» **What the task requires**: Match the word "Mustafa". Return each line of the data below where it appears.

» **Web page and app entries**:
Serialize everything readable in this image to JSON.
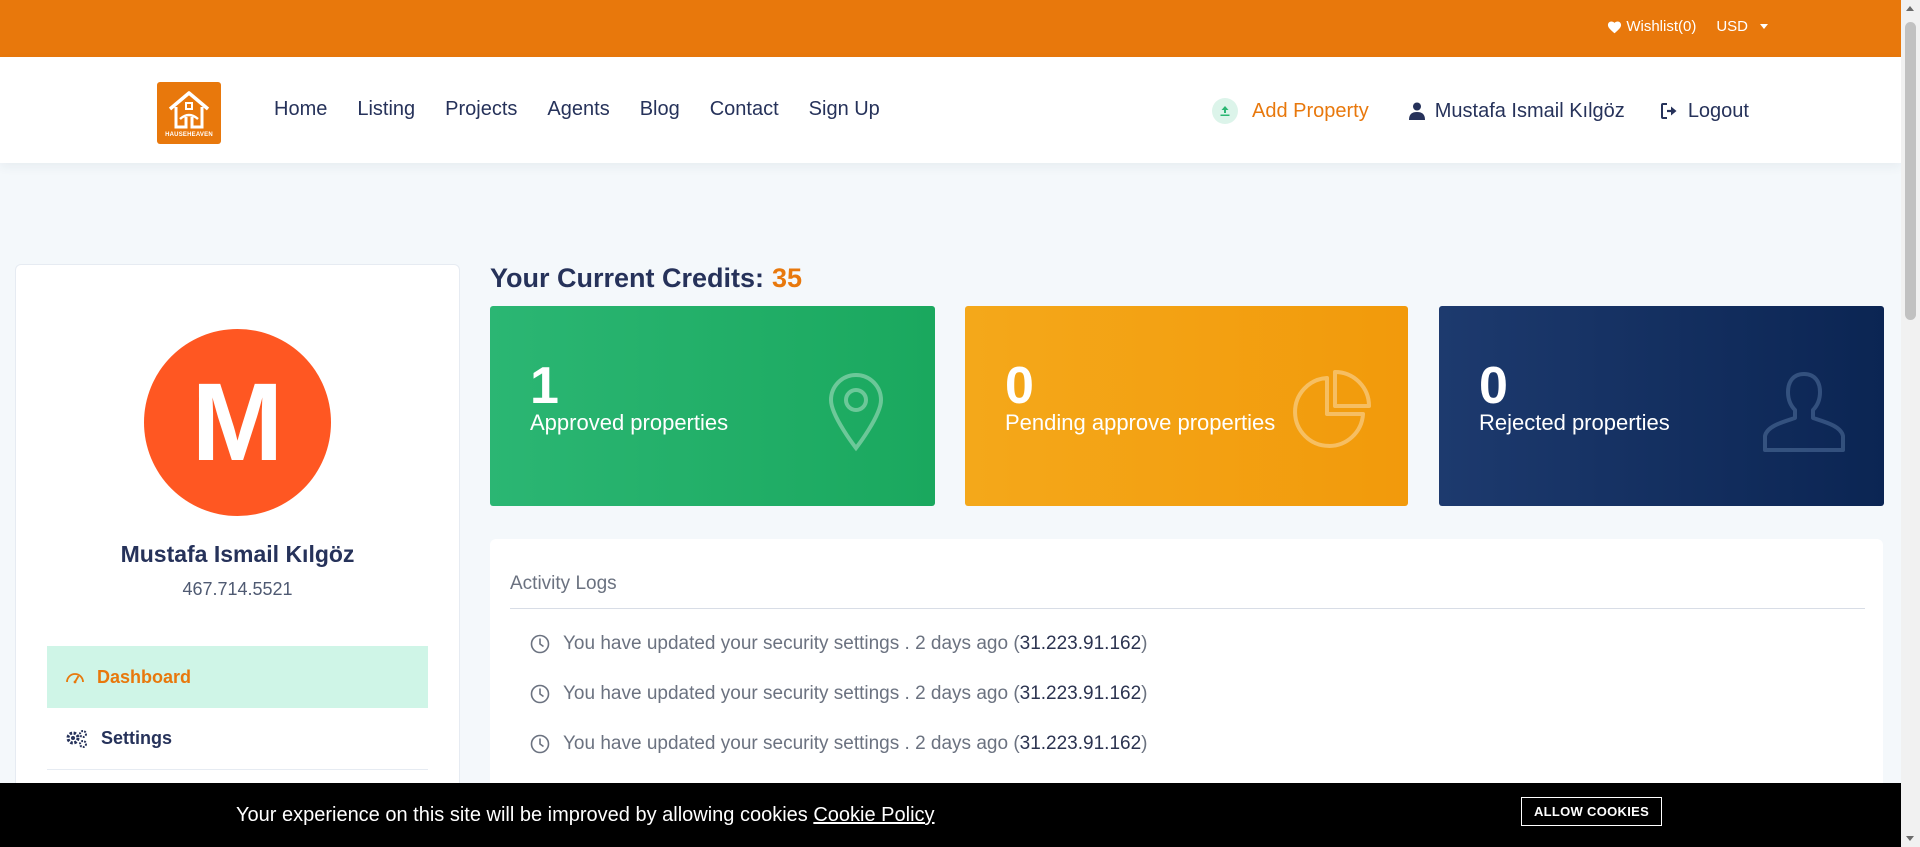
{
  "topbar": {
    "wishlist_label": "Wishlist(0)",
    "currency": "USD"
  },
  "brand": {
    "logo_text": "HAUSEHEAVEN",
    "accent_color": "#e8780c"
  },
  "nav": {
    "links": [
      "Home",
      "Listing",
      "Projects",
      "Agents",
      "Blog",
      "Contact",
      "Sign Up"
    ],
    "add_property": "Add Property",
    "user_name": "Mustafa Ismail Kılgöz",
    "logout": "Logout"
  },
  "profile": {
    "avatar_letter": "M",
    "avatar_color": "#ff5722",
    "name": "Mustafa Ismail Kılgöz",
    "phone": "467.714.5521"
  },
  "sidebar": {
    "items": [
      {
        "label": "Dashboard",
        "icon": "dashboard-icon",
        "active": true
      },
      {
        "label": "Settings",
        "icon": "gears-icon",
        "active": false
      }
    ]
  },
  "credits": {
    "label": "Your Current Credits:",
    "value": "35"
  },
  "stats": [
    {
      "value": "1",
      "label": "Approved properties",
      "icon": "map-pin-icon",
      "color": "#2bb673"
    },
    {
      "value": "0",
      "label": "Pending approve properties",
      "icon": "pie-chart-icon",
      "color": "#f4a81a"
    },
    {
      "value": "0",
      "label": "Rejected properties",
      "icon": "user-icon",
      "color": "#0b2553"
    }
  ],
  "activity": {
    "title": "Activity Logs",
    "logs": [
      {
        "text": "You have updated your security settings . 2 days ago (",
        "ip": "31.223.91.162",
        "close": ")"
      },
      {
        "text": "You have updated your security settings . 2 days ago (",
        "ip": "31.223.91.162",
        "close": ")"
      },
      {
        "text": "You have updated your security settings . 2 days ago (",
        "ip": "31.223.91.162",
        "close": ")"
      }
    ]
  },
  "cookie": {
    "message": "Your experience on this site will be improved by allowing cookies ",
    "policy_link": "Cookie Policy",
    "button": "ALLOW COOKIES"
  }
}
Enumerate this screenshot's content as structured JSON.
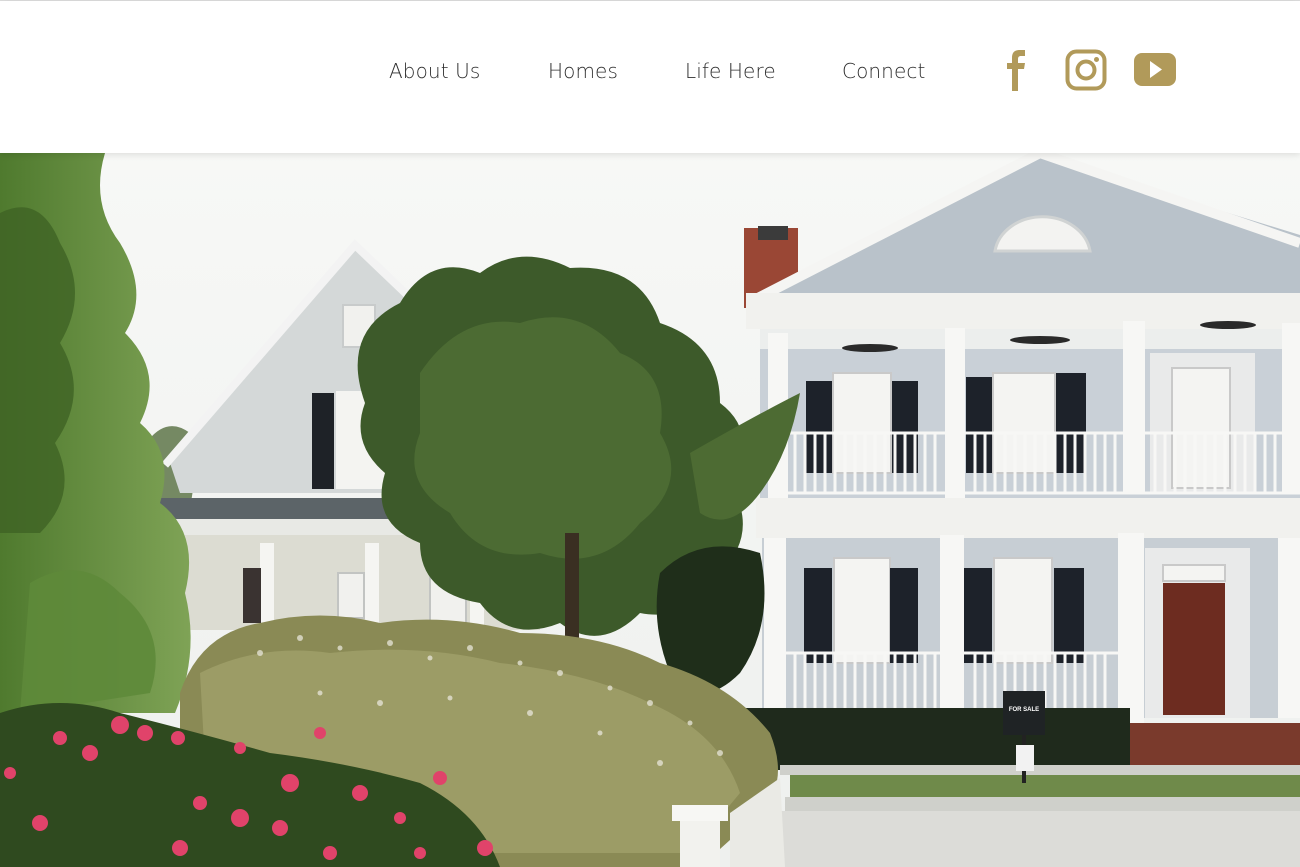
{
  "header": {
    "nav": [
      {
        "label": "About Us"
      },
      {
        "label": "Homes"
      },
      {
        "label": "Life Here"
      },
      {
        "label": "Connect"
      }
    ],
    "social": [
      {
        "icon": "facebook-icon",
        "label": "Facebook"
      },
      {
        "icon": "instagram-icon",
        "label": "Instagram"
      },
      {
        "icon": "youtube-icon",
        "label": "YouTube"
      }
    ],
    "accent_color": "#b19a5a"
  },
  "hero": {
    "description": "Two white colonial-style homes with double porches behind a flowering hedge",
    "sign_text": "FOR SALE"
  }
}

» **Exercise result**:
    "user_name": "Mustafa Ismail Kılgöz",
    "name": "Mustafa Ismail Kılgöz",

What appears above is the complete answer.